On May 7, Kentucky’s office of attorney general sent a letter to newspaper advice columnist John Rosemond. The letter ordered him to sign a consent decree that he would stop practicing psychology without a license in their state, and stop calling himself a psychologist in Kentucky as well, since he was not licensed by the state’s Board of Examiners of Psychology.
The kicker is that Kentucky claims that writing an advice column that appears in a newspaper in the state—in the specific case of their complaint, the Lexington Herald-Leader, though it appears in others as well—is not an act of freedom of the press, but rather practicing psychology without the required license.
As it happens, I share Kentucky's low opinion of advice columnists, as well as pop psychologists who offer advice on the radio to people they've never met, let alone examined. Even when I was in high school, I thought people like Dear Abby and Ann Landers did far more harm than good. And Dr. Laura and Dr. Joy? Yeech.

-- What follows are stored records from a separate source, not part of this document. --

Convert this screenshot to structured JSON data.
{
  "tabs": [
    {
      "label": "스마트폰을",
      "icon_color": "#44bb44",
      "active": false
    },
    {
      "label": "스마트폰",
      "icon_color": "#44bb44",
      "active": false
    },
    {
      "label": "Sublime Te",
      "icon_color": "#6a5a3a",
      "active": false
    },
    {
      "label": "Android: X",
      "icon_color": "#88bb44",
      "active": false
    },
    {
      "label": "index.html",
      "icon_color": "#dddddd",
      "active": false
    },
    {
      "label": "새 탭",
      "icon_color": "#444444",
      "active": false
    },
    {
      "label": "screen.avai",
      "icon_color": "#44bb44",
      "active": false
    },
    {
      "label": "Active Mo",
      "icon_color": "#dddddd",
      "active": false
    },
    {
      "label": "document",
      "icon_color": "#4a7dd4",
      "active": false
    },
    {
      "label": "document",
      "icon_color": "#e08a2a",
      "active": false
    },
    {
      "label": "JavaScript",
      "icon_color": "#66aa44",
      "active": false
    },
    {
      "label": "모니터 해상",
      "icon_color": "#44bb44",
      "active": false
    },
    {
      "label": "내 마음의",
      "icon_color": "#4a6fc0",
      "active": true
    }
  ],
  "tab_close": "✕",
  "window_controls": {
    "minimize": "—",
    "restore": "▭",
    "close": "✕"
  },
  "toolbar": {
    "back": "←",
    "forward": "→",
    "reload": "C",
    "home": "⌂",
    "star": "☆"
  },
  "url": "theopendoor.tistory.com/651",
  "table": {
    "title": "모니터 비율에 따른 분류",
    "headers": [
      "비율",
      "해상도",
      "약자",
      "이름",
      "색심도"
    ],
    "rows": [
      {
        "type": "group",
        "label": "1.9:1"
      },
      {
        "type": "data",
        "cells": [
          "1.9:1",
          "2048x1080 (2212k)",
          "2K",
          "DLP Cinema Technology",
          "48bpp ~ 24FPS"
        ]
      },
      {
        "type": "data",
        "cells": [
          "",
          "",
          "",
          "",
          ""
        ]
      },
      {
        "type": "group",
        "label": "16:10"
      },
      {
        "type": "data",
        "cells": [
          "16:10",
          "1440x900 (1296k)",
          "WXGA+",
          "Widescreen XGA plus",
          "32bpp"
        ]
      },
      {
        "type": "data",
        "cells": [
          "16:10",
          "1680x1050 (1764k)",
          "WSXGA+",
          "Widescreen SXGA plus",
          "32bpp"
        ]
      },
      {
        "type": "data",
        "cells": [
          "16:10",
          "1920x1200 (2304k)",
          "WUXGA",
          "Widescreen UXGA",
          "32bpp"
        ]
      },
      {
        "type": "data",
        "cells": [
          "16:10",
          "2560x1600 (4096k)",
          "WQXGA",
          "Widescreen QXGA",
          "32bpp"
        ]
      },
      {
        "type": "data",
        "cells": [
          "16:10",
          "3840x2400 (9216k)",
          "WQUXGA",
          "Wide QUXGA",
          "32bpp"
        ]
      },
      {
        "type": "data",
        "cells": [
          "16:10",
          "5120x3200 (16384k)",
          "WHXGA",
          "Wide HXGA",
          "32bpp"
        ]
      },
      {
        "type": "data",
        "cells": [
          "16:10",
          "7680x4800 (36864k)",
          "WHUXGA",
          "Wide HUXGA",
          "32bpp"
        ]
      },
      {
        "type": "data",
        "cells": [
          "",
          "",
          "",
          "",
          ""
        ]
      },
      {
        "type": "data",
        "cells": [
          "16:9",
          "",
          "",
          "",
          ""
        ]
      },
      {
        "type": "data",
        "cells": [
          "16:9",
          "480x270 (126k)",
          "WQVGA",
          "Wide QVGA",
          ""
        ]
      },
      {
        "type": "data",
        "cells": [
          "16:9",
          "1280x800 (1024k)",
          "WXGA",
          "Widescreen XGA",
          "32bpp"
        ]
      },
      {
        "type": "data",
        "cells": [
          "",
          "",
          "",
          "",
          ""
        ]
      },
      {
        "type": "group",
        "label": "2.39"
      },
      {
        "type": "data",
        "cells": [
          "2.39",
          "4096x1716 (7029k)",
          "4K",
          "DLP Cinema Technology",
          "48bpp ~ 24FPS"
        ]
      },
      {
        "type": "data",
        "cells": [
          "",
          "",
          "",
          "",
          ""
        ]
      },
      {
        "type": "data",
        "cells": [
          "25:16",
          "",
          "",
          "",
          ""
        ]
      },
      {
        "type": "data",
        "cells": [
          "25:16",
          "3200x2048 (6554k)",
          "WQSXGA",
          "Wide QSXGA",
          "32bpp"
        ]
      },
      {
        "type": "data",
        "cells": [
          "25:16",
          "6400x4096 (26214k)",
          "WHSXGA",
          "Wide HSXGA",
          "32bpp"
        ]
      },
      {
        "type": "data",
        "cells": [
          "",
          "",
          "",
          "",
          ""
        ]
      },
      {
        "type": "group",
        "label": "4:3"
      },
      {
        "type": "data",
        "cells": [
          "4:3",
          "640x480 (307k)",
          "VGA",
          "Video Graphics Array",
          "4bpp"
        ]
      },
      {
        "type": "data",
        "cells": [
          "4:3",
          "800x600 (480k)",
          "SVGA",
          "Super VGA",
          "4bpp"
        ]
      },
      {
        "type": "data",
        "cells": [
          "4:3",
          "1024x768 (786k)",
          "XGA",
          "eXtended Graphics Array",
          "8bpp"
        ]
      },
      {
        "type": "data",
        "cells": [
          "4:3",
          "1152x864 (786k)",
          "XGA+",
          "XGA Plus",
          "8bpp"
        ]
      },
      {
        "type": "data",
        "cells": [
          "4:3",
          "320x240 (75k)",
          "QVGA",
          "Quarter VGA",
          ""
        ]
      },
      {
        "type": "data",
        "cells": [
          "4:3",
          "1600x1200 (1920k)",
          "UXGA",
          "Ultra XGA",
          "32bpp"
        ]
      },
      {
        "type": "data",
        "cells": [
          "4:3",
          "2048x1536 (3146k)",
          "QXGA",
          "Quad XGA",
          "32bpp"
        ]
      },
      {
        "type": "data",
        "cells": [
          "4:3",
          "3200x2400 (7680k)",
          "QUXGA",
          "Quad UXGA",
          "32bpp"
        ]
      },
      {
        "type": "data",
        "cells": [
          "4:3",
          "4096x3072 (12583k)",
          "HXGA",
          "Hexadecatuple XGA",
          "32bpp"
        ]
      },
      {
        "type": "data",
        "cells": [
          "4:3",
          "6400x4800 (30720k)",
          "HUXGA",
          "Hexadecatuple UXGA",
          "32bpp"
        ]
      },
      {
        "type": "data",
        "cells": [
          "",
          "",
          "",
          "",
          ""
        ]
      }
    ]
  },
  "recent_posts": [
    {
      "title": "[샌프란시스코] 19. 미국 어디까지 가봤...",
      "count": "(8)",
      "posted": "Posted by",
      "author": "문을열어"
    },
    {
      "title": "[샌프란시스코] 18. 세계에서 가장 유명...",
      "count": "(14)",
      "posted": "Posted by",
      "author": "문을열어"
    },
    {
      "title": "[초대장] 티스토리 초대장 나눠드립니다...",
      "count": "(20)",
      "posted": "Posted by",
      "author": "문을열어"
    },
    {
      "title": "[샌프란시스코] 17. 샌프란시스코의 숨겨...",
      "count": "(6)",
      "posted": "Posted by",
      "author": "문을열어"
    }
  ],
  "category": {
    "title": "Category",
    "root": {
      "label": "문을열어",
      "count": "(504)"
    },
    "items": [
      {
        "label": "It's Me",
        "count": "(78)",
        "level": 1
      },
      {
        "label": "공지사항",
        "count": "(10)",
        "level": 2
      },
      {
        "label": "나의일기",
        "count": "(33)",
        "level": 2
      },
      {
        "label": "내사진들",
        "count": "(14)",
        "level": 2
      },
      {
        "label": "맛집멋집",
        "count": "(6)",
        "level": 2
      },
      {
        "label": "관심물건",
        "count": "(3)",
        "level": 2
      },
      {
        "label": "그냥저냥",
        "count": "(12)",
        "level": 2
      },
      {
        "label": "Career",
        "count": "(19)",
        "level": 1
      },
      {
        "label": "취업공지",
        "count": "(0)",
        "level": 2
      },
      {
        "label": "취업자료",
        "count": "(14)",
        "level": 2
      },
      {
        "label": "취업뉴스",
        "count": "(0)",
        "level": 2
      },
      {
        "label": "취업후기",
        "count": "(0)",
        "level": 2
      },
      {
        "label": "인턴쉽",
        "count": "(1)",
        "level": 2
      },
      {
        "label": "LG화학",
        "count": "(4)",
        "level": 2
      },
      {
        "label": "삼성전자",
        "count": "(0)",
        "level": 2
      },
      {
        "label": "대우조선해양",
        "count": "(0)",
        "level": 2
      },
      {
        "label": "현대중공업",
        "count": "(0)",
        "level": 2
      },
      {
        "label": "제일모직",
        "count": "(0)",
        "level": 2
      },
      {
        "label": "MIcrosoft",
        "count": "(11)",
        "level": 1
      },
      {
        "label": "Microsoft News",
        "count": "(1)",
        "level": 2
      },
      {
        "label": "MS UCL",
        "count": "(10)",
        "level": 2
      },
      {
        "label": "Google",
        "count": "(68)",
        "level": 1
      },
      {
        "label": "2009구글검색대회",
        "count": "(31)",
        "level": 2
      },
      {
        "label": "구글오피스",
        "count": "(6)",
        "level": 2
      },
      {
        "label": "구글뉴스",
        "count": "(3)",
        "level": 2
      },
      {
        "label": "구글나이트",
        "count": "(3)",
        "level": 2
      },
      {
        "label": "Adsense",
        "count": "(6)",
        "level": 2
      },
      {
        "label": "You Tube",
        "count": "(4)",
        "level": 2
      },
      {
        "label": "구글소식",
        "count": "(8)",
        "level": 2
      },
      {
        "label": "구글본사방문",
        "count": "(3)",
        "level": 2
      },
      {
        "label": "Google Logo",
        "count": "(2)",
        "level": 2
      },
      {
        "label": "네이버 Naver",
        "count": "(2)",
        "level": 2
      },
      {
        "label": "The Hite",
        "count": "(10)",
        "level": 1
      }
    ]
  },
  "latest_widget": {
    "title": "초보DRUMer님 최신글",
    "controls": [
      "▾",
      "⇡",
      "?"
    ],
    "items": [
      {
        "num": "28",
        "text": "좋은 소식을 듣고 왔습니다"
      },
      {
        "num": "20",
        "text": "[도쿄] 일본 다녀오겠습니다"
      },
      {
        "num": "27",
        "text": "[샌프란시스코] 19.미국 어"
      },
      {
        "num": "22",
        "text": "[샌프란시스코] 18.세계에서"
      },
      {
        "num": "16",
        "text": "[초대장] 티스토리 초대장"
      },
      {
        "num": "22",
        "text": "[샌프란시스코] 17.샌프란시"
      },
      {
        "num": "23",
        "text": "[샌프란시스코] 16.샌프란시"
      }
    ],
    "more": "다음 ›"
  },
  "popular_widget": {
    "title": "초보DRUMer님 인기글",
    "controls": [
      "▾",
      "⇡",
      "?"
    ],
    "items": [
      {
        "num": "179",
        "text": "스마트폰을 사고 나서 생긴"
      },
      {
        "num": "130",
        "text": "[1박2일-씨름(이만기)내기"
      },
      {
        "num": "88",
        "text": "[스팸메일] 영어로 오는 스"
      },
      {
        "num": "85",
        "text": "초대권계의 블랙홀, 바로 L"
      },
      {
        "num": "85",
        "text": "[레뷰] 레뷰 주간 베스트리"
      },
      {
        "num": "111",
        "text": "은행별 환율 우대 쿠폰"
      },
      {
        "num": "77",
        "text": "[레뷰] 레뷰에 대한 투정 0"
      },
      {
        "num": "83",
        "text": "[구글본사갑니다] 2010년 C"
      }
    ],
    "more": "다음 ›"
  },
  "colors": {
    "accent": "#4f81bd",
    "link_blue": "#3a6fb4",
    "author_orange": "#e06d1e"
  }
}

But, hello, First Amendment. People have the right to offer opinions, whether they're right or wrong, and the people they're aimed at have the ability to (and should have the sense to) not pay any attention to those opinions. We're standing in our back yards, talking to each other over the fence. You tell me about another neighbor who is harassing you. "Sue the bastard!" I say. Somebody gonna take me to court for practicing law without a license?